Welcome - Explore my Blog

There are over 1170 posts on this blog. Please use the search bar below to search the blog for other posts on a subject in which you are interested. You can also click on the "label" at the end of a post and all posts with that label will show up. At the very bottom of this page is a list of all the labels I've used.

Even if you find one post on the subject, I've posted a lot on basic beekeeping skills like installing bees, harvesting honey, inspecting the hive, etc. so be sure to search for more once you've found a topic of interest to you. And watch the useful videos and slide shows on the sidebar. All of them have captions. Please share posts of interest via Facebook, Pinterest, etc.

I began this blog to chronicle my beekeeping experiences. I have read lots of beekeeping books, but nothing takes the place of either hands-on experience with an experienced beekeeper or good pictures of the process. I want people to have a clearer picture of what to expect in their beekeeping so I post pictures and write about my beekeeping saga here. Along the way, I've passed a number of certification levels and am now a Master Beekeeper! Enjoy with me as I learn and grow as a beekeeper.


Need help with an Atlanta area swarm? Visit Found a Swarm? Call a Beekeeper.

Want to Pin this post?

Wednesday, April 18, 2012

The ongoing Tale of the Top Bar

So I opened the top bar to find an entire ant colony camped out on the top of the top bars.  I brushed them all off with my bee brush, but I kept feeling distracted by ants on my hands.  I like the feel of bees walking on my hands, but ants are another story.  Maybe I should sprinkle cinnamon on the tops of the top bars.



The bees were doing about a B+ job of building comb.  There was some jutting out inappropriately.  One set of two combs - the first two, actually, were joined together.  Comb three on bar three was a little crooked as well.

I tried to straighten it out, but later today thought I might go in and reverse the bar.  I think that would confuse the bees but would at least put a straight comb in position three going forward.  The combs on four and more were not built out to the ends yet, so were straight in the center.

At first looking at the brood on the comb below, I was concerned about the green in the bottom of some of the cells, but now in looking further at the photo, I think the green is grass showing through holes of incomplete cells….at least I hope that's what it is.


Here is one of the bulging combs - probably the one I will reverse (comb three)….so once again, the top bar is challenging me even though it is in my own backyard and more accessible for keeping up with it.


Posted by Picasa

7 comments:

  1. This comment has been removed by the author.

    ReplyDelete
  2. Really like your blog!
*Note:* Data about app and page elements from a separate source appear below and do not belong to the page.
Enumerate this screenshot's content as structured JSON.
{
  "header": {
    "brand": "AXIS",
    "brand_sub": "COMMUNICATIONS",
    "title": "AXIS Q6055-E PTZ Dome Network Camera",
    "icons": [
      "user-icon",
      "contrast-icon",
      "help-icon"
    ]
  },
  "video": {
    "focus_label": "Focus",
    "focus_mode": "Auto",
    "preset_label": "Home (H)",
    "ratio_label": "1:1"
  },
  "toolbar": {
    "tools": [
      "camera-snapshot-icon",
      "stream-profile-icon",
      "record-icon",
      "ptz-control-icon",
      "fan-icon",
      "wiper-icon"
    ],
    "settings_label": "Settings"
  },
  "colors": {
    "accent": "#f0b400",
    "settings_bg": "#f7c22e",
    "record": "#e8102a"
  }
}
I am researching top bar hives and came across your discussion. Don't have one yet, but getting one soon. Hope to use it on my next swarm removal.

    Regards,
    Jeff
    www.ozarkshoney.com

    ReplyDelete
  3. Linda,

    I installed bees in my new top bar on Saturday, package bees. Saw a SHB on Monday already in there. Monday I caught a huge swarm and set them in a 10 frame deep, moving along awesomely. Good luck with the top bar keep us posted.

    ReplyDelete
  4. I have been keeping a top bar hive for over a year now and have found that it is most important for my hive to remain level in order for the bees to build straight comb without bracing between them. For a short period last summer, my hive shifted from level due to some mole infestation in the area and during that time, the bees built comb which I eventually had to remove this spring. It was bulging on one side and they would try to brace it to the adjacent comb. Once I re-leveled the hive, they have been building nice straight comb...only a little bracing against the side wall where I have an observation window but that hasn't been a problem.

    ReplyDelete
  5. I have used Lavender water on the top of hives - Ants never come back.

    ReplyDelete
  6. I just started a top bar hive 2 weeks ago. The first few combs were rather messy, but bar 3 had the beginnings of a straight comb last time I checked. Hoping for more just like it, but if not I may have to try your method of turning the bar. Thanks for the informative blog!

    ReplyDelete
  7. I've had bulging and joining comb as well. I reversed some of my bars too - wasn't sure that was an OK thing to do so pleased I saw you had done it too. Let's see if it evens up the building of comb.

    ReplyDelete

Pin this post

LinkWithin

Related Posts Plugin for WordPress, Blogger...